Through parades and meet-ups, car clubs have become increasingly visible in recent times, but the history of car clubs is almost as old as the history of the automobile itself. The first car clubs began meeting at the turn of the twentieth century to organise racing events. Owners would share tips for repairing and upgrading their cars to increase performance. Because the club activities revolved around racing, car clubs met mainly in the countryside where there were fewer obstructions to driving.
By the 1950s, car models were seeing more planning and design to appeal to specific groups of drivers. More than ever before, owners were choosing their vehicles as an extension of their own image and personality. Whether they owned a speedy little Austin-Healy, a sporty Jaguar or a luxurious Bentley, car owners started to gravitate towards other people who loved the same models. They started joining clubs to share technical skills and teach one another how to maintain and improve their vehicles.
With the nostalgia movement of the 1980s, classic and vintage car clubs began gaining popularity, becoming the number one type of car club in the United Kingdom. Fans of older vehicles can join any of the hundreds of car clubs operating throughout Britain. Virtually every community has a place where owners meet outdoors to admire each other's vehicles while exchanging in shop talk and networking with experts.
For automobile enthusiasts, joining a car club can be a positive and rewarding way to enjoy their weekends with like-minded collectors. Car clubs are a fantastic way to socialise with people from all walks of life who share a similar interest in vehicles. Clubs are almost always family friendly and many members bring their families to meet-ups where they enjoy the fresh air and each other company. Club events are a great reason to get out of the house and away from the video games and television shows.
Many car clubs invite guests from the automotive community who may speak at an event or network with owners as they show their vehicles. Local mechanics and bodywork experts meet with owners and talk about the latest restoration techniques, where to find replacement parts and how to improve performance.

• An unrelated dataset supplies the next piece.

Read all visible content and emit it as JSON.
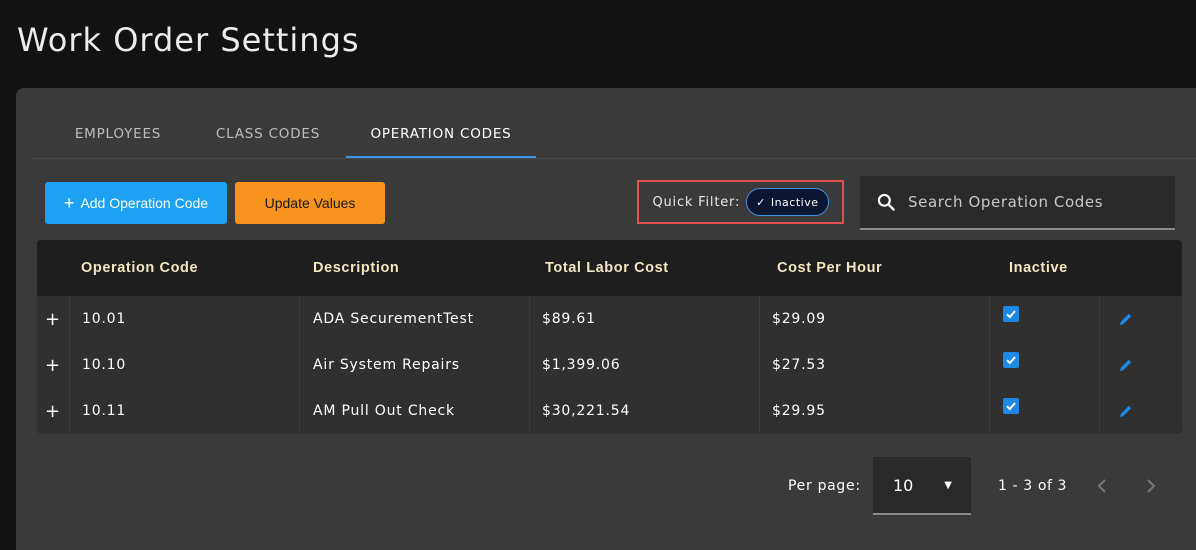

Car shows are also useful for networking with the local community. The many people who attend shows will often stop to chat with owners, giving everyone a chance to make friends and get to know one another. A lot of business and sales people will use auto shows to quietly promote their company. For example, one real estate agent travels around the countryside showing off his brightly coloured American hot rod. The vehicle is both unique and visible enough to have become his trademark. While at the shows he chats with people about the local community and mentions his profession while freely handing out business cards. During the week, he parks the same vehicle in front of homes he is showing and it is quickly recognised by people passing by, who are then more inclined to drop in on his open house showings.
Part of the fun of owning a fantastic car is being able to show it off to people. Most car clubs organise regular shows and parades. Usually the clubs have a symbiotic partnership with a local restaurant or auto parts outlet. The business allows members to park their cars in their parking lot for a meet-up and benefits from the new customers that are attracted to the site. Some clubs meet every Sunday during good weather, owners park their cars together and the general public is invited to walk around and view the cars. Often the shows begin or end with a parade of classic cars through town.
Car clubs are also known to do terrific charity work. Shows are almost always free to attend but often donations are taken for a local charity. For car owners, the ability to meet with one another, show off to the public and raise money for a charity is the perfect combination of reasons to join a car club.